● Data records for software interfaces
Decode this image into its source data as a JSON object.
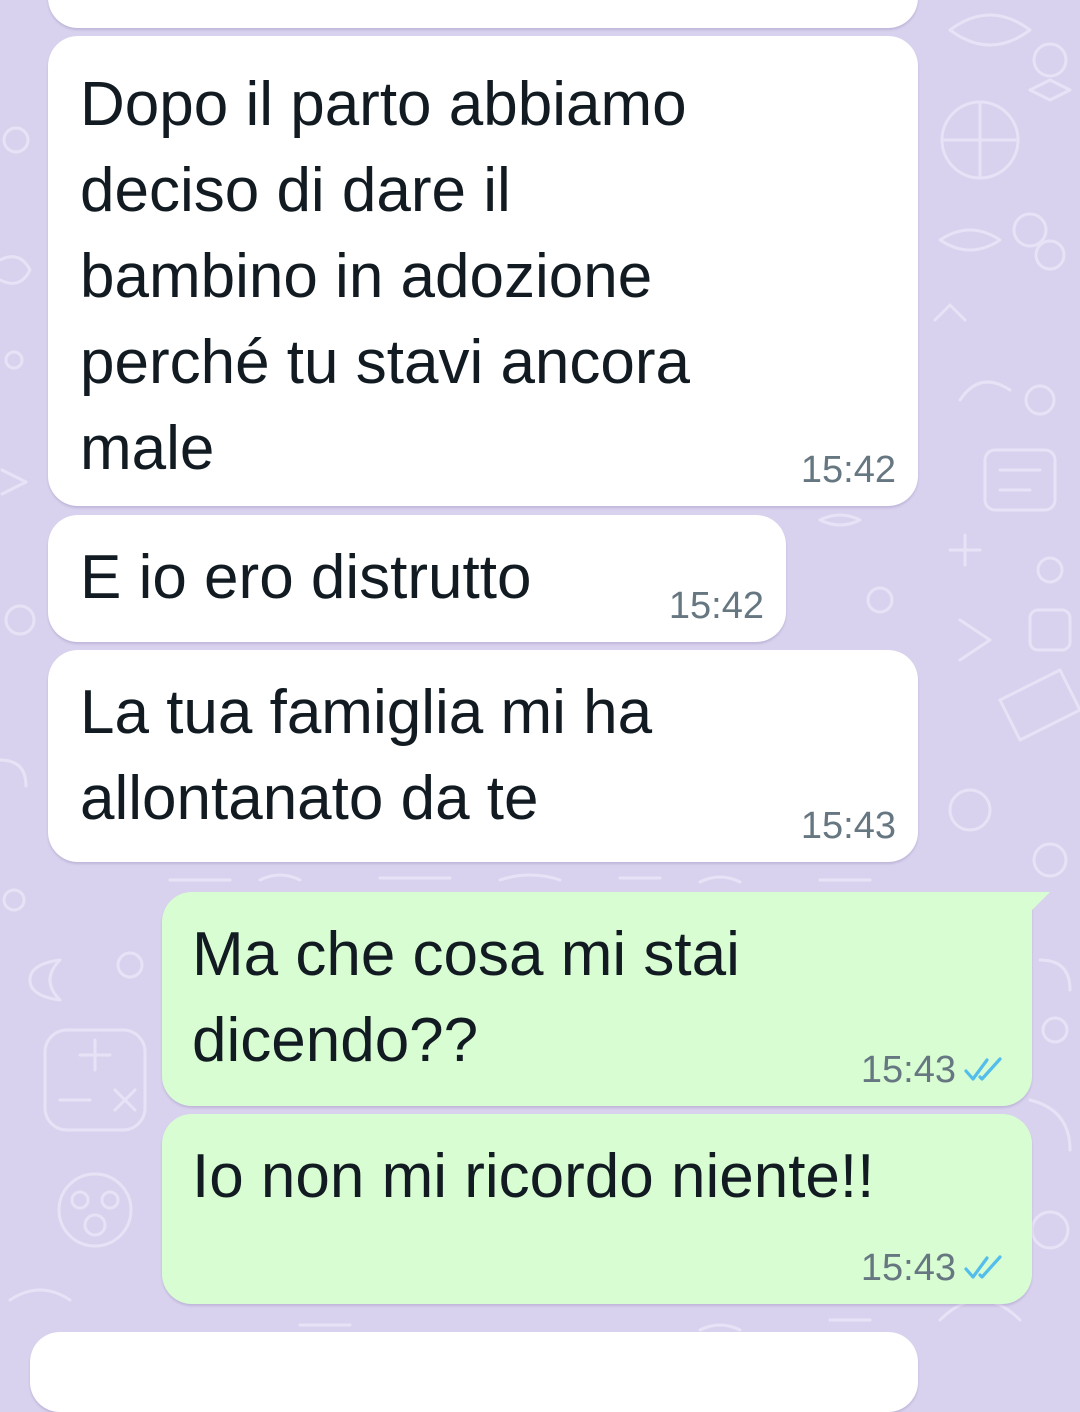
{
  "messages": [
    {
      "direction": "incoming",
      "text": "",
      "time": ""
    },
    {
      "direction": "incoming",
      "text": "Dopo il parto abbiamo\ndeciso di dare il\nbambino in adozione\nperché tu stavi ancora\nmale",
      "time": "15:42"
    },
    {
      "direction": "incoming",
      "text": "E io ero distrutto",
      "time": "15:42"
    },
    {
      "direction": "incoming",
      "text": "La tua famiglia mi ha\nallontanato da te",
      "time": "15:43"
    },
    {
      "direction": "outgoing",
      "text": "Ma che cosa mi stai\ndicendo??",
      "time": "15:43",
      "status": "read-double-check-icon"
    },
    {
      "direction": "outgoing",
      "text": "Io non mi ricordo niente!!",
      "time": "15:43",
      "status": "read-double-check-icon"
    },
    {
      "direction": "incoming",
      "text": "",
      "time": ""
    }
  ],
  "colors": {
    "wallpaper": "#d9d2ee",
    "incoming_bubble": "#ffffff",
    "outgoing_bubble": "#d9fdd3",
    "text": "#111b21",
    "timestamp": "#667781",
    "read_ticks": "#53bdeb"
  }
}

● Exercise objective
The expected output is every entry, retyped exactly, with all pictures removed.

● Exercise output
Decode this image into its source data as a JSON object.
{
  "messages": [
    {
      "direction": "incoming",
      "text": "",
      "time": ""
    },
    {
      "direction": "incoming",
      "text": "Dopo il parto abbiamo\ndeciso di dare il\nbambino in adozione\nperché tu stavi ancora\nmale",
      "time": "15:42"
    },
    {
      "direction": "incoming",
      "text": "E io ero distrutto",
      "time": "15:42"
    },
    {
      "direction": "incoming",
      "text": "La tua famiglia mi ha\nallontanato da te",
      "time": "15:43"
    },
    {
      "direction": "outgoing",
      "text": "Ma che cosa mi stai\ndicendo??",
      "time": "15:43",
      "status": "read-double-check-icon"
    },
    {
      "direction": "outgoing",
      "text": "Io non mi ricordo niente!!",
      "time": "15:43",
      "status": "read-double-check-icon"
    },
    {
      "direction": "incoming",
      "text": "",
      "time": ""
    }
  ],
  "colors": {
    "wallpaper": "#d9d2ee",
    "incoming_bubble": "#ffffff",
    "outgoing_bubble": "#d9fdd3",
    "text": "#111b21",
    "timestamp": "#667781",
    "read_ticks": "#53bdeb"
  }
}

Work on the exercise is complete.